Element data from apps and pages:
——————————
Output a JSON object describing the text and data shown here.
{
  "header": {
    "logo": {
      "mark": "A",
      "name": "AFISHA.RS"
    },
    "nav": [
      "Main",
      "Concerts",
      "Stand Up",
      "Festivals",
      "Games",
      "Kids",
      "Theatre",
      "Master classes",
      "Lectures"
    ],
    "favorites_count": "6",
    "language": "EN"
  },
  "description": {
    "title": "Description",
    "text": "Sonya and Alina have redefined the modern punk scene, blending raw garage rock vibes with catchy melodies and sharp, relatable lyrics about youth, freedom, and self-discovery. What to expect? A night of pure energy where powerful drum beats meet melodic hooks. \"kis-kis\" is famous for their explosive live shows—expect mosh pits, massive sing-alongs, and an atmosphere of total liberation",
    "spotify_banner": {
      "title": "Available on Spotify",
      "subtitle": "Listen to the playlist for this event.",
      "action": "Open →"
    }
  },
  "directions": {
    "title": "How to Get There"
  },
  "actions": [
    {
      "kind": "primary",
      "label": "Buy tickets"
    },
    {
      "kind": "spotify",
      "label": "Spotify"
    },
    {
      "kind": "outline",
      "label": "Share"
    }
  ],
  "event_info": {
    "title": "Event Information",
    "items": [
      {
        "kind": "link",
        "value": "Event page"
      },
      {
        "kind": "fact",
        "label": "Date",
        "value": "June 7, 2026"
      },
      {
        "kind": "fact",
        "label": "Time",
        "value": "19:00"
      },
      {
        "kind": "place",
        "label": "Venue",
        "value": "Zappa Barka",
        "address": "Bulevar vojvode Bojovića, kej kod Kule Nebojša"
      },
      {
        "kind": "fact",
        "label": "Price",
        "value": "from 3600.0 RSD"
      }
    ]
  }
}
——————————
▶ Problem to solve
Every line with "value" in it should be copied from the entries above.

▶ Answer to this problem
        "value": "Event page"
        "value": "June 7, 2026"
        "value": "19:00"
        "value": "Zappa Barka",
        "value": "from 3600.0 RSD"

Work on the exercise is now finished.